"No worries, mate." said the good detective, "Allow me to explain..."
"Beakerville had discovered a very valuable thing in a hangover cure, so the obvious protagonists would be the Scots. They love a good hangover almost as much as they love a hangover cure. The awful smell associated with the beast obviously correlated with the Scots' meanness as regards feeding their animal companions. That meant that it had to be a Scot behind it, and the only Scot who has shown up in the story so far has been Mrs. Hudson-Baycompany. So, Mystery Scotsman, what do you make of that analysis?"
"Aye, forbye maybe it's no too bad at'aaaaaa..." said the Scotsman, "Ah ha'e some shares in the Irn Bru company, and a good hangover cure wid destroy ma pension plan, d'ye ken?"
"Remarkable!" cried BlackBart, "Well done TurtleHolmes! But what about the goats?"
"Oh, they are the offspring of my mother's herd." said Beakerville, "I tethered them round the corner when I came to see you."
"So it's all explained!" cried BlackBart.
"Aye, weel done detective!" said the Mystery Scotsman," And dae ye ken whit? Ah wid huv got away with it... if it hudnae been fur thae pesky kids!"
"I don't mean to sound bitter, cynical or cruel; but I am, so that's how it comes out." ~ Bill Hicks.
"To argue with a person who has renounced reason is like administering medicine to the dead." ~ Thomas Paine.
"One should not believe everything one reads on the internet." ~ Abraham Lincoln.

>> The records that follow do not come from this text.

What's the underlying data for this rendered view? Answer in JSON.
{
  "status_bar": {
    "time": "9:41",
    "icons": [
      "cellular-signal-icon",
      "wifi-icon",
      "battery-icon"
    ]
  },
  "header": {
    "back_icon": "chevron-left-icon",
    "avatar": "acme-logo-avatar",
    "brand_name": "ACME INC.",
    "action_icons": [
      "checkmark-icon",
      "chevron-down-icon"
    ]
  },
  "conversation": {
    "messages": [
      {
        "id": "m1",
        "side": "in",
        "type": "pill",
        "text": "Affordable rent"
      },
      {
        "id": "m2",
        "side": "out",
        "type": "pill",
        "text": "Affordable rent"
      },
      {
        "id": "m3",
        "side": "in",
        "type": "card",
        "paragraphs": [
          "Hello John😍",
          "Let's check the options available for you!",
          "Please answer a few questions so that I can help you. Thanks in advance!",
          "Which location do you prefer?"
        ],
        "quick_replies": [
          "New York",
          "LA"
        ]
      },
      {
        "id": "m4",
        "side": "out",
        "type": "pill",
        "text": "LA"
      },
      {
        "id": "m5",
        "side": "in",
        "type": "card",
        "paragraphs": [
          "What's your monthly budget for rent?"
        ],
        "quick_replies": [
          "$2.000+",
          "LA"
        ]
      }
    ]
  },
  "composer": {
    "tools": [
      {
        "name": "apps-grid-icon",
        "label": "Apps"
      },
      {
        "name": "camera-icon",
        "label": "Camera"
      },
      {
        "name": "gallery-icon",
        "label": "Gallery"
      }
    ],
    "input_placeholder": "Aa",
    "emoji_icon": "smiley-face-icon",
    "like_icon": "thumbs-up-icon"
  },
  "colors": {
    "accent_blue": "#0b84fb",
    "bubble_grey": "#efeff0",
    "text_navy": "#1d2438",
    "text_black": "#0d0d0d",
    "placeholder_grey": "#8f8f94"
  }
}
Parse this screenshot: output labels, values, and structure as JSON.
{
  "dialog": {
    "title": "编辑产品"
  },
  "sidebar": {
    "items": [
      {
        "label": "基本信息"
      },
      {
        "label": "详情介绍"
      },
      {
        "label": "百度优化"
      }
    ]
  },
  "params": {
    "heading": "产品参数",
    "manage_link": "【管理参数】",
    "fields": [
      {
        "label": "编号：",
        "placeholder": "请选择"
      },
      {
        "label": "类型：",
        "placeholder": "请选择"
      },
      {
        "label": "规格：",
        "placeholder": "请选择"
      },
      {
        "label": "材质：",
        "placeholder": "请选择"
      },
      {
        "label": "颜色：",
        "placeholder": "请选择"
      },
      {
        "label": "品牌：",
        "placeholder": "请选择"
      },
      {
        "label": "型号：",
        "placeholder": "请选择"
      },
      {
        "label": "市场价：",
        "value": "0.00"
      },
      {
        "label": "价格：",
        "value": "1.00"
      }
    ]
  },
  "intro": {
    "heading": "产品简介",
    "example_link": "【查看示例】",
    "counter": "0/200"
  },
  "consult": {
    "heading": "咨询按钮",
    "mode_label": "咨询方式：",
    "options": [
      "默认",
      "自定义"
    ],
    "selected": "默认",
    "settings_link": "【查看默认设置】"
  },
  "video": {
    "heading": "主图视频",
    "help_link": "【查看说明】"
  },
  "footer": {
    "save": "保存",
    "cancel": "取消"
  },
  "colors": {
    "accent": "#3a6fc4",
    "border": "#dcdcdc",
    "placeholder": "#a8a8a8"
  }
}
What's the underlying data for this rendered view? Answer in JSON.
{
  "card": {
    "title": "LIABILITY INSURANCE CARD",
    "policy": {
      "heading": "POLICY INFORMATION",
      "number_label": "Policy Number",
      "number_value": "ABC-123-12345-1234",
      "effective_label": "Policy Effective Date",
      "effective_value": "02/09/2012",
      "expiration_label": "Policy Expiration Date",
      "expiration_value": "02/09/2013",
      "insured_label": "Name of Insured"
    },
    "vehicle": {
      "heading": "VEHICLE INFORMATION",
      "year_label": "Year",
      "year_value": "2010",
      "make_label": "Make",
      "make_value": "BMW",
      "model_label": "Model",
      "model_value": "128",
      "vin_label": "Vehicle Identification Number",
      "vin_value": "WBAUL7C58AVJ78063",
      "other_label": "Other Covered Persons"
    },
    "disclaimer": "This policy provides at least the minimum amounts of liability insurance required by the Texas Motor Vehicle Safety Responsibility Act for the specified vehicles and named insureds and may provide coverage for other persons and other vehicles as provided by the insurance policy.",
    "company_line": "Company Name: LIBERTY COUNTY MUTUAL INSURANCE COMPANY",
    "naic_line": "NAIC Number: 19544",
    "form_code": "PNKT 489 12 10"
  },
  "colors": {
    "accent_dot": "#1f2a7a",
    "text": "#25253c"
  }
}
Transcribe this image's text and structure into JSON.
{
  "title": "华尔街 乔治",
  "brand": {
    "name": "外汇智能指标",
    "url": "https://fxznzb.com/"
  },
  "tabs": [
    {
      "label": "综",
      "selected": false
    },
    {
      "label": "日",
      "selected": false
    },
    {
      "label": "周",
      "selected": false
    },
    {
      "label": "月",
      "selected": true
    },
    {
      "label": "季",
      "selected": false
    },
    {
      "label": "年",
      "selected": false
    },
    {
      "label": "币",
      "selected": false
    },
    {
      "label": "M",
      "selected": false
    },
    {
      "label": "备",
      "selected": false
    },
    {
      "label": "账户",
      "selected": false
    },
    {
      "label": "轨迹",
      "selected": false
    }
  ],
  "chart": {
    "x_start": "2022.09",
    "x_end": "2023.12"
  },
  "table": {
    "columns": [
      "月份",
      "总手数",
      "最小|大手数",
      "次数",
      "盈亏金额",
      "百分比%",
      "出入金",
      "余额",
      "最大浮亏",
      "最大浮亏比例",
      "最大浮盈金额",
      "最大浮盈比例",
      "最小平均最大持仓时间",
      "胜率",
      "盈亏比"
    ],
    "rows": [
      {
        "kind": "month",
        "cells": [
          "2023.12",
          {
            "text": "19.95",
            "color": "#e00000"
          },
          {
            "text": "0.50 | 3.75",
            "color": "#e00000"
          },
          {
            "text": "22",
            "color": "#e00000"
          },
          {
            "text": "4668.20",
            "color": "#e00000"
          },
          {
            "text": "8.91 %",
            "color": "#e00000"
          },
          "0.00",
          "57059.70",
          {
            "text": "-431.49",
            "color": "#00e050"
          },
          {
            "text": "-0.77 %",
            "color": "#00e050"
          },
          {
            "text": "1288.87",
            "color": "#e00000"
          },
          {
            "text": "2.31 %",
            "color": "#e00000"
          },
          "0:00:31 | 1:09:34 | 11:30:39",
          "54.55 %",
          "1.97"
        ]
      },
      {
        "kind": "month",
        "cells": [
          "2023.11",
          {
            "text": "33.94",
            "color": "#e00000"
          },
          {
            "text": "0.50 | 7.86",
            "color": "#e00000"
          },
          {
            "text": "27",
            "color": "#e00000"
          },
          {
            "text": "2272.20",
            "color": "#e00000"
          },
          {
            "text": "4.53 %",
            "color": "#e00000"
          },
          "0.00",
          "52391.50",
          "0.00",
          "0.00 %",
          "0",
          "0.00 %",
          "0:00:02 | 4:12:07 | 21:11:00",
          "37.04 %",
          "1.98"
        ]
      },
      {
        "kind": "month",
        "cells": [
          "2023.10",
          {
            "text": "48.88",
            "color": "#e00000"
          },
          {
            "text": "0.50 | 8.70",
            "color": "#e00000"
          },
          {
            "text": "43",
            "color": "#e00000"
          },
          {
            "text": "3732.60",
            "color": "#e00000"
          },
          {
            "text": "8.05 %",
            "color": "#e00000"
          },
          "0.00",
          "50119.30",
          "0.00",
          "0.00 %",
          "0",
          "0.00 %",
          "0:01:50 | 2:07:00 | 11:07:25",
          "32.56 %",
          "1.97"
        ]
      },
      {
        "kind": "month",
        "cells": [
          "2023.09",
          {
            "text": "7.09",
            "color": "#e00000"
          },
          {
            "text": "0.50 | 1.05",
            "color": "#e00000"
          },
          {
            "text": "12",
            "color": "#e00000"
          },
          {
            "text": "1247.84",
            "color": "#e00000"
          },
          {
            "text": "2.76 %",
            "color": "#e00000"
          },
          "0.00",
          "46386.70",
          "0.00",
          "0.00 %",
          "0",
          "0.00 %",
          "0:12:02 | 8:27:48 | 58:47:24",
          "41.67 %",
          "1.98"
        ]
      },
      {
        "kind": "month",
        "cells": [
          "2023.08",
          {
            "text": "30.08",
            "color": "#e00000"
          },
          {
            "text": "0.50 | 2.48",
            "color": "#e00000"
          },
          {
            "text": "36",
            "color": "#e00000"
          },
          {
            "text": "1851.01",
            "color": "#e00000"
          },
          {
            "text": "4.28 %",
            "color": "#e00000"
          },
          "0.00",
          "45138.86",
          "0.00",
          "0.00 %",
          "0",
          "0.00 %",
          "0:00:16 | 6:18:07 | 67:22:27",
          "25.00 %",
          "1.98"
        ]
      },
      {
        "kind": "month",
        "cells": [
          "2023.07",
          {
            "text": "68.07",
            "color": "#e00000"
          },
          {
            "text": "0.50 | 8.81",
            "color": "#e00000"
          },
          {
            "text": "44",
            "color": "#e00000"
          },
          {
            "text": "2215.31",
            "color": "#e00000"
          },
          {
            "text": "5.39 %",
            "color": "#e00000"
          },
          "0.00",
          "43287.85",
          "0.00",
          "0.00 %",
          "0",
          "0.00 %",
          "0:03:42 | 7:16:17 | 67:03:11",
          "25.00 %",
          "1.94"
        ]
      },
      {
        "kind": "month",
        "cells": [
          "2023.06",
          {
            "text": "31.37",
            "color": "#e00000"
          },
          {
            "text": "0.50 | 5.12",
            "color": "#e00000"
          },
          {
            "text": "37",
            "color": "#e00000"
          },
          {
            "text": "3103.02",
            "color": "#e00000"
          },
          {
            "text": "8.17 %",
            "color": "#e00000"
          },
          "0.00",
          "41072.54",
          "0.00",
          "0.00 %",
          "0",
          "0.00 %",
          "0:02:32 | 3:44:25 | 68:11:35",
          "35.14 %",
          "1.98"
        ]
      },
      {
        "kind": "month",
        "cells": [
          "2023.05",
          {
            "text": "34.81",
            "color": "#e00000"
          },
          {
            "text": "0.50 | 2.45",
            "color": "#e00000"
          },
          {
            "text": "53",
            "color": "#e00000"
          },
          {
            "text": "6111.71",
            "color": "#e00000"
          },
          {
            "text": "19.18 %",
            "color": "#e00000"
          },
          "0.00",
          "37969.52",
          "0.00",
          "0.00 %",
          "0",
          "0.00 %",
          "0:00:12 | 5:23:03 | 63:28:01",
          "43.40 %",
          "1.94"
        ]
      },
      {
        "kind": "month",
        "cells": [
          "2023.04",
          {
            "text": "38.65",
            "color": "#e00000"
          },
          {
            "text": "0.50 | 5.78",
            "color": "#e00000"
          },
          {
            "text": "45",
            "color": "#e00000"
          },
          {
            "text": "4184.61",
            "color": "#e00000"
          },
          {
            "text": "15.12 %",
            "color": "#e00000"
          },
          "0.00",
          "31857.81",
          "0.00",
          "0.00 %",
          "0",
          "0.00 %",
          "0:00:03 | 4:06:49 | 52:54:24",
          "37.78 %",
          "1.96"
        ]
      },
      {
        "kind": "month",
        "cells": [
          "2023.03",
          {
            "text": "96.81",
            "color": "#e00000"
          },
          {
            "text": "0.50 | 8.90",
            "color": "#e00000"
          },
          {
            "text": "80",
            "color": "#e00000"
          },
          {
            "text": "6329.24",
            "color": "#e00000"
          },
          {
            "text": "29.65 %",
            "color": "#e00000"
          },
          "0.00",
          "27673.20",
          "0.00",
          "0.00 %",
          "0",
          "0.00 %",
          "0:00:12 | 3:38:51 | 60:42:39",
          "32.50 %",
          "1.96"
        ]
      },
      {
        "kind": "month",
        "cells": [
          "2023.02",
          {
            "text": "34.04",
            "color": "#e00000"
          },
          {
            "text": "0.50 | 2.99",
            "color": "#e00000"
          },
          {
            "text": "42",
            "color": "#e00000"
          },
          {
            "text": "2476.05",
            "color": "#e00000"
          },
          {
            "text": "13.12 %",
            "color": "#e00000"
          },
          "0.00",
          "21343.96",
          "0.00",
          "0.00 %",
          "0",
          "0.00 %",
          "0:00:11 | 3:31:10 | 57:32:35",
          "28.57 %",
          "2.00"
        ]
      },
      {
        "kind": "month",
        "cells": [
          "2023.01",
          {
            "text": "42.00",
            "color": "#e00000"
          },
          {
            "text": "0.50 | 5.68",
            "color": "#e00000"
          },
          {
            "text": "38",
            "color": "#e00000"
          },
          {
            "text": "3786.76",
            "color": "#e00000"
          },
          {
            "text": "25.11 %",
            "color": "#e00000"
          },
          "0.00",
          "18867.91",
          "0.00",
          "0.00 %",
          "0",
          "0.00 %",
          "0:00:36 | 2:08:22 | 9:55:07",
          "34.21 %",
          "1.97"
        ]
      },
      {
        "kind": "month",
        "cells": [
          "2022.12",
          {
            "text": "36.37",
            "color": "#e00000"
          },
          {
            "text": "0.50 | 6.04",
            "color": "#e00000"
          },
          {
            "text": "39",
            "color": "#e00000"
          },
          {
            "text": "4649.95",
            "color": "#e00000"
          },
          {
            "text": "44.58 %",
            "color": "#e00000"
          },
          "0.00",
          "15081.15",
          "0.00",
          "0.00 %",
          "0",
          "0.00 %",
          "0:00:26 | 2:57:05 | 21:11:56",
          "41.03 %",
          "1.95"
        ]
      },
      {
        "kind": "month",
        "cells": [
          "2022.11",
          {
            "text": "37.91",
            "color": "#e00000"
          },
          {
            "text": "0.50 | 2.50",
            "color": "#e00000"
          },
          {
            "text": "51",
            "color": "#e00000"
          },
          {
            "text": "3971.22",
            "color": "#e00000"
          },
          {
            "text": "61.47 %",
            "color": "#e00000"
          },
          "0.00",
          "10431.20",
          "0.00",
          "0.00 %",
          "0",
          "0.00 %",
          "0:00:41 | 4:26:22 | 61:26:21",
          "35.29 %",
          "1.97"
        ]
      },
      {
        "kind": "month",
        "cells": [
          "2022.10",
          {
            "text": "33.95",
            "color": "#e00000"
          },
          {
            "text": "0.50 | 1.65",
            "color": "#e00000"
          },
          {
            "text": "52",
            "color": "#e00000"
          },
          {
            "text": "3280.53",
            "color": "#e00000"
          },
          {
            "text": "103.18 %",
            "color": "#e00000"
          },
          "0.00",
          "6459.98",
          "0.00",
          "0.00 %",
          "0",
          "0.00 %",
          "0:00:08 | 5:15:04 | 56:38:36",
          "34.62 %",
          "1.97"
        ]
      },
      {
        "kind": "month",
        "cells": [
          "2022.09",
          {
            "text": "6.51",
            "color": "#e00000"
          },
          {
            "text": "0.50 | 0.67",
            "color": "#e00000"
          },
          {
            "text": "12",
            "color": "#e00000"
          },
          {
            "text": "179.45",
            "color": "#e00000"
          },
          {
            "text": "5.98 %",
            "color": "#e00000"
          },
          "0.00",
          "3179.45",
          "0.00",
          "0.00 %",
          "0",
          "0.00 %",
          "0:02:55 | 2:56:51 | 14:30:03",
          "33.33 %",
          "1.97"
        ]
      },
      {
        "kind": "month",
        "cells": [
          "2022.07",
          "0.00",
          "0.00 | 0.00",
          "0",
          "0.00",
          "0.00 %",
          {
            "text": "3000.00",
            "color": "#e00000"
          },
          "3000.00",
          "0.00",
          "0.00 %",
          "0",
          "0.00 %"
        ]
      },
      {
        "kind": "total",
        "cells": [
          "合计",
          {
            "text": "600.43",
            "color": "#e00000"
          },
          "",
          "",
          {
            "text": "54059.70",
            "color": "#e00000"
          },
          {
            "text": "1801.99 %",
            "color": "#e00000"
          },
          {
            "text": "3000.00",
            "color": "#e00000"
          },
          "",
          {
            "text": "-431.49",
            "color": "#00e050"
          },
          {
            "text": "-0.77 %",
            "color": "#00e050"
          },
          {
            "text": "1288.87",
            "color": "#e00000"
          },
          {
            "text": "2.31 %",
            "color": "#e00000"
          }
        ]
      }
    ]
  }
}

"If you're making a political point wearing a balaclava, you're a c***. It was true for the IRA and it's true now." ~ daftbeaker.